Open source: everything is free and open source if it can be: the FPGA code, the FPGA tool chain, the schematics, the software tools, and the software we provide.

Current Status


We've built 12 units and demonstrated them at the RISC-V Summit in Santa Clara on December 4 and 5, 2018. (See Adafruit blog post and Hackster.io article .)

If you follow the links, you'll see that it's pretty real. However, we're still not done. The rev A units work well, but we have a few more things to do before it's a product.
  • We need to get the USB bootloader (from TinyFPGA) working on this particular FPGAs. Right now, the USB port is only used for power; you have to use a USB-serial converter to load software, and another USB-serial converter for debug / operating I/O (see photo of breadboard below). It's not terrible, but it's kind of inconvenient. (You can also do it with clip-leads, another photo below.)

    Prototyping with breadboard


  • Prototyping with jumpers
  • We need to get an official (written) release for the open-source code for the RISC-V core, from the developers.
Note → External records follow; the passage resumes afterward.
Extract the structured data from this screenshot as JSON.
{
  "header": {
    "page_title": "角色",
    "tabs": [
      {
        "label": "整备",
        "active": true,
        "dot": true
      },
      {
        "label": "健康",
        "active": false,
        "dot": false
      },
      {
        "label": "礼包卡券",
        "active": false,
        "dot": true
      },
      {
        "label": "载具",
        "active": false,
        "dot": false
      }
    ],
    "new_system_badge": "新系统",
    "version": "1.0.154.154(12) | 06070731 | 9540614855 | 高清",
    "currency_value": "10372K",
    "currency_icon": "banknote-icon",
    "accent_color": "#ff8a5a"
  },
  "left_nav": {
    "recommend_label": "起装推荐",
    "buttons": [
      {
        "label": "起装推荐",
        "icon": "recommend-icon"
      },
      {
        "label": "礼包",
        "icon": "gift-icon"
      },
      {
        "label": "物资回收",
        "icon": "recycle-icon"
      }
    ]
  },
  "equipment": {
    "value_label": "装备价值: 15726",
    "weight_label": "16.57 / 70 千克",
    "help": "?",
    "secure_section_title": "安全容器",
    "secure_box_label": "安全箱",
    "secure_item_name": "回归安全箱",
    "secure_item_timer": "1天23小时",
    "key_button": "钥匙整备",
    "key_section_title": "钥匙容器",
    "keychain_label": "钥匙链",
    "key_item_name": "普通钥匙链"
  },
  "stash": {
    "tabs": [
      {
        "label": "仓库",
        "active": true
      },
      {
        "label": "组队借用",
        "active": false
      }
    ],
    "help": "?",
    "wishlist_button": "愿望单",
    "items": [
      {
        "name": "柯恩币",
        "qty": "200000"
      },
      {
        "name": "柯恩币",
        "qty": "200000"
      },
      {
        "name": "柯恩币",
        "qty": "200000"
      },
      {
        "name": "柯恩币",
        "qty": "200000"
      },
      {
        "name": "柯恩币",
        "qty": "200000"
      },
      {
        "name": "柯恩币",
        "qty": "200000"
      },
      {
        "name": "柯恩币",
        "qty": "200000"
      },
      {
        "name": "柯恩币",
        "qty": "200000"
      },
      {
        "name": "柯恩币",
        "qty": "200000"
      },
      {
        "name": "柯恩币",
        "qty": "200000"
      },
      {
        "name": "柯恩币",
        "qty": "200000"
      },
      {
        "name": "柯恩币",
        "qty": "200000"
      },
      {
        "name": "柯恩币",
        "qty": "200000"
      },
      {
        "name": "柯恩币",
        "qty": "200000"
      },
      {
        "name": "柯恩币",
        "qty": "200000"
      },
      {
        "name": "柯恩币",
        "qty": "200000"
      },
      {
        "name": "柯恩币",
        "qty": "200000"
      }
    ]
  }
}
It's promised, but we can't release code until the paperwork is done.
  • We need to release an Arduino environment to support software development
  • We have to correct the minor glitches we've discovered in the rev A design.
  • We need a manufacturing test procedure.
Things that would be nice to do, but won't delay the release:
  • Come up with a curated version of the FPGA tools, possibly using PlatformIO or Apio, so that it's easy to build and download a starter app (hardware blinky).
  • Build an optimized version of the RISC-V SOC core using some of the advanced features of the Lattice iCE40 Ultra Plus (like the hard SPI and I2C cores).
  • Add a few missing features to the RISC-V core (particularly simple interrupts and the ability to insert breakpoints and a little more debug assist.
Based on our experience so far, it's a great little platform, but it's capabilities are so vast that MCCI will only be able to scratch the surface. The open-source strategy is helpful -- we've made, we think, a good platform for this kind of research, and the community will determine where it goes.

Price and availability -- we don't know yet! We want to sell single units for under $80; this is in the ballpark for a Feather M0 LoRa plus an external board with the required sensors and other things that are needed for real apps. We're still discussing with our fab houses. We hope to have an answer after New Years 2019. If  the economics look right, we can have unit for sale about a month after we push the button.

Schematics are available in this post .

Detailed specs


  • FPGA: iCE40 Ultra Plus 5k
  • Initial FPGA core
    • RISC-V soft CPU core (32I instruction set) running at 6 MHz
    • Built in UART and soft SPI and I2C controllers
    • GPIOs
    • Simple PDM to PCM converter
  • 1 Mbyte flash for bitfiles and software
  • Si1133 light sensor
  • BME280 temperature/pressure/humidity sensor
  • LIS2DS12 accelerometer
  • MP34DT05 microphone
  • HopeRF RFM95W LoRa radio
  • 8 kbyte FRAM (non-volatile memory) for storing things like LoRaWAN link counters, session parameters and other things that may change frequently (without worrying about flash wearout)
  • Feather-compatible 16-pin and 12-pin edge connector footprint
  • footprint for 2 x 4 pin screw terminals, each with dedicated ground and dedicated software-controlled power
  • JST-PH socket for Adafruit LiPo batteries
  • LiPo charger
  • Micro-B USB connector for charging and (someday) data
  • ADC for monitoring VBus and VBat.

For more info


Leave a post here, open a ticket on the support portal ( link ), or send email to
sales@mcci.com .